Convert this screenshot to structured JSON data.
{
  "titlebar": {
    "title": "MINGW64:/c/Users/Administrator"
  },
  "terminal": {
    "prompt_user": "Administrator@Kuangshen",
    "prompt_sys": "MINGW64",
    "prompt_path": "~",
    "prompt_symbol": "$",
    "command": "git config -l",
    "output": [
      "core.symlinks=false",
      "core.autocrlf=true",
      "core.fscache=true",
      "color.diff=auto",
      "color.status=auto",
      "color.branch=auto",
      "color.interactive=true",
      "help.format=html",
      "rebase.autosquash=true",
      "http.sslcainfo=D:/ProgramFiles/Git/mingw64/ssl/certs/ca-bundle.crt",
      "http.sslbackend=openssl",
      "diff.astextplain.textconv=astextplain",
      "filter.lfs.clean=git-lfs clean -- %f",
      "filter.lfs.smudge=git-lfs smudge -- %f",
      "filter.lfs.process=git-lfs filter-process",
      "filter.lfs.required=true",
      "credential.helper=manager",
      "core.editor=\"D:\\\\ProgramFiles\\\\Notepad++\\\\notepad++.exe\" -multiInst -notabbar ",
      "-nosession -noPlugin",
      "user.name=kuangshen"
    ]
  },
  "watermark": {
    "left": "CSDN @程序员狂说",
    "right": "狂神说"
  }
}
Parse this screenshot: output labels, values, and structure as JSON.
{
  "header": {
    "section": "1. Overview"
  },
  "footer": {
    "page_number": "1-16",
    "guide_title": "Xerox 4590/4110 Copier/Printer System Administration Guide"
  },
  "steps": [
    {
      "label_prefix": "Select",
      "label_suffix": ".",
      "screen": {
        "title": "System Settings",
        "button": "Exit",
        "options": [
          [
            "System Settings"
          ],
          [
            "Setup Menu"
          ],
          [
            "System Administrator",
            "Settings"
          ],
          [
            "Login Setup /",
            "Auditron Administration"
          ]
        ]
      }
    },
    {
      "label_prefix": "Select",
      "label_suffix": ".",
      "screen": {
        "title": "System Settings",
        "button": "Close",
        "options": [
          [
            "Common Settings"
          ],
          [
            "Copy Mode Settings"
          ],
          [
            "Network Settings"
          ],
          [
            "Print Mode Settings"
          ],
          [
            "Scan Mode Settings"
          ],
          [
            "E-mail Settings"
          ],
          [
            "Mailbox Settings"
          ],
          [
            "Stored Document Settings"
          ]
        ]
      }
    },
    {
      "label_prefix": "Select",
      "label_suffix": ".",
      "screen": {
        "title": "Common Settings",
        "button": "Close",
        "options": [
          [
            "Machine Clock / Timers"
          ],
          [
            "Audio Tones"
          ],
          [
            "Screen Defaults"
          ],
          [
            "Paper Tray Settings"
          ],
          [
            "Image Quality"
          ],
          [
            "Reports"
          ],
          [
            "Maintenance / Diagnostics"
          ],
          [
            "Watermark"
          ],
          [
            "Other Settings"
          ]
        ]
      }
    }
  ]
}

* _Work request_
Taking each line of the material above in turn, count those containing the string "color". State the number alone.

* _Exercise output_
4